Charities have said thousands of people with compromised immune systems across the UK are being "shamefully let down" amid confusion over the rollout of the third dose of the COVID vaccine.
People classed as extremely vulnerable from coronavirus due to serious health conditions have been contacting charities to report they are struggling to book "lifesaving" jab appointments - raising fears it might lead to "entirely avoidable deaths".
They have highlighted problems such as not receiving an invitation from the NHS for their third jab - and reporting fewer vaccine centres being made available compared to earlier rollout programmes.
Blood Cancer UK said the "failure" might lead to "entirely avoidable deaths" and called for the NHS to "urgently announce that immunocompromised people can go direct to mass vaccination centres" for their jab.
Sky News has been told how numerous village GP services which were part of previous vaccine rollout programmes are no longer involved - with some vulnerable patients being sent many miles from where they live into busy shopping centres in major cities.
Confusion over the terms "booster jab" and "third dose" is also said to be creating extra difficulties for people trying to book appointments.
The third dose programme is different to the rollout of booster jabs to the wider population, which is being offered to everyone aged over 50.
People with a blood cancer, such as leukaemia, have been found to generally have a lesser response to the first two COVID jabs - with some patients having an antibody response of less than 10%, compared to more than 90% for the general healthy population.
Sky News has also received reports of people receiving invitations for a third jab - despite not being eligible as they have no health issues.
Gemma Peters, chief executive of Blood Cancer UK, said: "Trying to get a third dose of the vaccine if you are immunocompromised has meant navigating a bureaucracy so confusing it has felt more like something from a Franz Kafka novel than part of a 21st century healthcare system.

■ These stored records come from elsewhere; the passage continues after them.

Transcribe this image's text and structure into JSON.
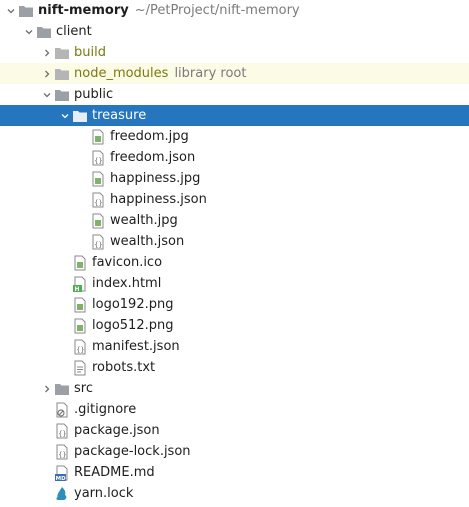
{
  "tree": {
    "root": {
      "label": "nift-memory",
      "path_hint": "~/PetProject/nift-memory"
    },
    "client": {
      "label": "client"
    },
    "build": {
      "label": "build"
    },
    "node_modules": {
      "label": "node_modules",
      "hint": "library root"
    },
    "public": {
      "label": "public"
    },
    "treasure": {
      "label": "treasure"
    },
    "treasure_files": [
      {
        "label": "freedom.jpg",
        "icon": "image-file-icon"
      },
      {
        "label": "freedom.json",
        "icon": "json-file-icon"
      },
      {
        "label": "happiness.jpg",
        "icon": "image-file-icon"
      },
      {
        "label": "happiness.json",
        "icon": "json-file-icon"
      },
      {
        "label": "wealth.jpg",
        "icon": "image-file-icon"
      },
      {
        "label": "wealth.json",
        "icon": "json-file-icon"
      }
    ],
    "public_files": [
      {
        "label": "favicon.ico",
        "icon": "image-file-icon"
      },
      {
        "label": "index.html",
        "icon": "html-file-icon"
      },
      {
        "label": "logo192.png",
        "icon": "image-file-icon"
      },
      {
        "label": "logo512.png",
        "icon": "image-file-icon"
      },
      {
        "label": "manifest.json",
        "icon": "json-file-icon"
      },
      {
        "label": "robots.txt",
        "icon": "text-file-icon"
      }
    ],
    "src": {
      "label": "src"
    },
    "client_files": [
      {
        "label": ".gitignore",
        "icon": "gitignore-file-icon"
      },
      {
        "label": "package.json",
        "icon": "json-file-icon"
      },
      {
        "label": "package-lock.json",
        "icon": "json-file-icon"
      },
      {
        "label": "README.md",
        "icon": "markdown-file-icon"
      },
      {
        "label": "yarn.lock",
        "icon": "yarn-file-icon"
      }
    ]
  }
}
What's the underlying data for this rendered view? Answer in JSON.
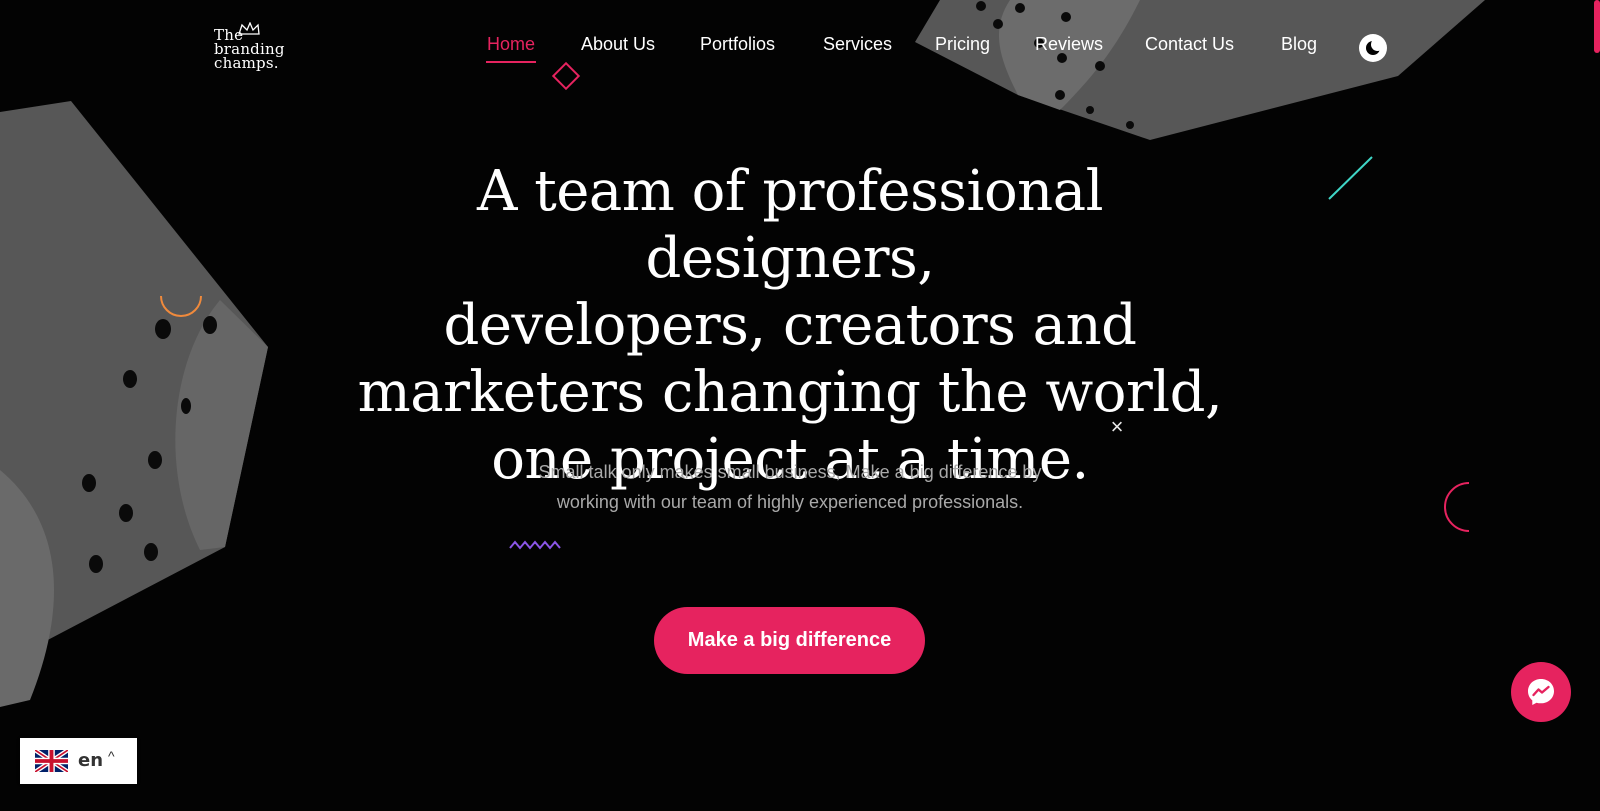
{
  "brand": {
    "logo_words": [
      "The",
      "branding",
      "champs."
    ],
    "accent_color": "#e6235f"
  },
  "nav": {
    "items": [
      {
        "label": "Home",
        "active": true
      },
      {
        "label": "About Us",
        "active": false
      },
      {
        "label": "Portfolios",
        "active": false
      },
      {
        "label": "Services",
        "active": false
      },
      {
        "label": "Pricing",
        "active": false
      },
      {
        "label": "Reviews",
        "active": false
      },
      {
        "label": "Contact Us",
        "active": false
      },
      {
        "label": "Blog",
        "active": false
      }
    ],
    "theme_toggle_icon": "moon-icon"
  },
  "hero": {
    "title_lines": [
      "A team of professional designers,",
      "developers, creators and",
      "marketers changing the world,",
      "one project at a time."
    ],
    "subtitle_lines": [
      "Small talk only makes small business, Make a big difference by",
      "working with our team of highly experienced professionals."
    ],
    "cta_label": "Make a big difference",
    "close_icon": "close-icon"
  },
  "widgets": {
    "messenger_icon": "messenger-icon",
    "language": {
      "code": "en",
      "flag_icon": "uk-flag-icon",
      "caret_icon": "chevron-up-icon"
    }
  },
  "colors": {
    "background": "#030303",
    "shape_gray": "#555555",
    "shape_gray_light": "#666666",
    "decor_cyan": "#3fd6c7",
    "decor_orange": "#f08a3c",
    "decor_purple": "#8a55e6"
  }
}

"This failure has caused huge anxiety for people who have been struggling to get a third dose, and sadly it may lead to entirely avoidable deaths.

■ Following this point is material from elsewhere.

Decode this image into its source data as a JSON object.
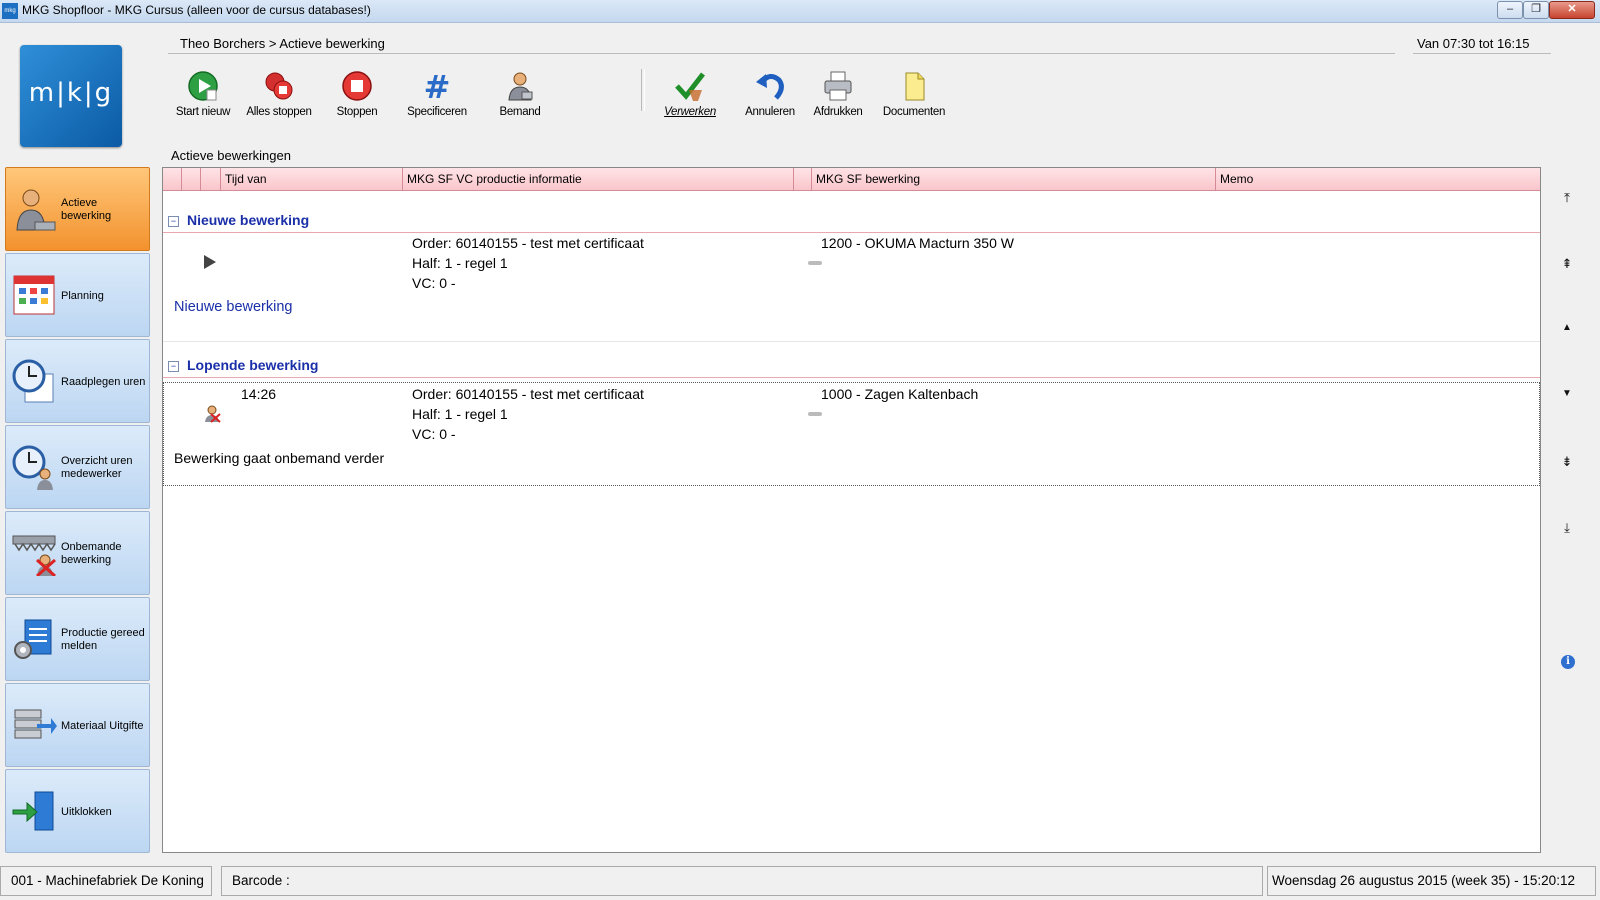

"The fact that the immunocompromised now account for one in 20 COVID intensive care patients is a stark reminder of how much of the impact of the pandemic is falling on their shoulders, now that other vulnerable groups have been well-protected by the vaccines.
"This means that by failing to properly plan the roll-out of the third dose, the government and the NHS have let down the very people who have needed them the most."
The charity said from a survey of nearly 2,900 people with blood cancer, only 44% had been contacted over their third dose by 11 October - the deadline set by NHS England for when immunocompromised people should have received such invitations.
This came despite Health Secretary Sajid Javid telling the BBC at the beginning of the month that the "vast, vast majority" had been offered the third dose.
Laura Kerby, chief executive of blood cancer charity Myeloma UK, said its helpline had been "inundated with calls from concerned patients".
She told Sky News: "The delay from the NHS in sending out letters to patients already identified as extremely clinically vulnerable and needing a third dose of vaccination has resulted in people with a lower need for the next step in the vaccination programme getting their jab first.
"Tens of thousands of immunocompromised patients have been shamefully let down.
"This is further complicated by the terms 'third dose' and 'booster' being used interchangeably by GPs and clinicians leading to uncertainty about which should be given first, if any at all.
"The government must ensure that NHS systems can swiftly and accurately identify and contact patients to make sure they are given the protection they need in a timely fashion.
"Patients should not be made to wade through red tape to convince doctors they're eligible for a third vaccine."
The 119 helpline has also been criticised with vulnerable patients reporting they are unable to obtain any assistance from the service - or have been forced to "navigate" alternative routes to book a third jab.
David Collinson, 79, has had major heart surgery and told Sky News of his difficulties booking a jab.
He said: "I tried to book online several times and the same message kept appearing - 'do not try to book online, you will be sent an appointment'.
"I contacted the vaccine helpline 119, who are apparently a private agency, and was told 'sympathetically we cannot book an appointment for you'."
He added he managed to find details of the agency who gave him his previous jabs which allowed him to "circumvent" the system to book an appointment - but had made him feel a "little guilty" of the route he had needed to take.
Business Secretary Kwasi Kwarteng told Sky News the vaccine rollout had been "the most successful thing we've done" and urged those eligible to take up the offer of a third dose of the vaccine.